*HOW TO COMPLETE THIS TASK*
Report how many lines in the records below hold "title", with no other output.

Start of INFORMATION

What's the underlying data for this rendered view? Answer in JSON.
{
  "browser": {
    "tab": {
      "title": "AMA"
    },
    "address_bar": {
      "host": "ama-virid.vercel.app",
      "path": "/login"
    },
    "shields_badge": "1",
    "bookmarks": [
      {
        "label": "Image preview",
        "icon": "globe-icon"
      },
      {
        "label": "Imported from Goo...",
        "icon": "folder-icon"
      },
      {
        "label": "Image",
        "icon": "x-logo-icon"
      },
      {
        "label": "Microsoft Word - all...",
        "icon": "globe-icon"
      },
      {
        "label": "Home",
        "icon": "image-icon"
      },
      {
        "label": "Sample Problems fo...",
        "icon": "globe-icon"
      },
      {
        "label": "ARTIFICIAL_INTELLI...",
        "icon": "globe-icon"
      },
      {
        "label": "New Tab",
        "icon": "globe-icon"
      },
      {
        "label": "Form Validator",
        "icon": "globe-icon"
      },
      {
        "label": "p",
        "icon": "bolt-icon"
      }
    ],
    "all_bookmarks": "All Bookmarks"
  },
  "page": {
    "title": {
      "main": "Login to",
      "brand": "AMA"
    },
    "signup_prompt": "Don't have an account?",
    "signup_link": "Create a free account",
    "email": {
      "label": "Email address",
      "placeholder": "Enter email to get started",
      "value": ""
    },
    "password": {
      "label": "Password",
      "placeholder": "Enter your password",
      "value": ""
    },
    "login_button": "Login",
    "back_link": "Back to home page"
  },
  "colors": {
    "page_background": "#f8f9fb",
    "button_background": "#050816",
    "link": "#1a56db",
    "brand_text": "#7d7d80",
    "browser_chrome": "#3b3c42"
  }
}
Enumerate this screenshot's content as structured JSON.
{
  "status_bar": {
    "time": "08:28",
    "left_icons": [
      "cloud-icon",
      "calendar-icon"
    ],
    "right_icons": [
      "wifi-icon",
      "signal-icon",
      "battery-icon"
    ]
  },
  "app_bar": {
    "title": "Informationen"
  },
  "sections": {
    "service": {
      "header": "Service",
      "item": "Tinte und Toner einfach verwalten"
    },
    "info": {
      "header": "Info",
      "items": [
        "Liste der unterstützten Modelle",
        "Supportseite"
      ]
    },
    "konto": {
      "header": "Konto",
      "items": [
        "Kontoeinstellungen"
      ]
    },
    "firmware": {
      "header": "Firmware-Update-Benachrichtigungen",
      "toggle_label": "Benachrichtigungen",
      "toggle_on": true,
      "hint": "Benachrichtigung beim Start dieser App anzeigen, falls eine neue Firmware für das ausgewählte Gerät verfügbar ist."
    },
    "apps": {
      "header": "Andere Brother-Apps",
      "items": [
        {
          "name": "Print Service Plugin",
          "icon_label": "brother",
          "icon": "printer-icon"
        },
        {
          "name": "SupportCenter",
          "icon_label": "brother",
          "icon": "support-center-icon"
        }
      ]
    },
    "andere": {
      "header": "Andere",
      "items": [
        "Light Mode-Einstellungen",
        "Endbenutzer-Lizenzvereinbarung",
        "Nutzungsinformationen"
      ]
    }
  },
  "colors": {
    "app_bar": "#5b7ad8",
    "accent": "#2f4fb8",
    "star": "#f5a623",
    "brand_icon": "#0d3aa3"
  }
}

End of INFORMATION

*SOLUTION BELOW*
3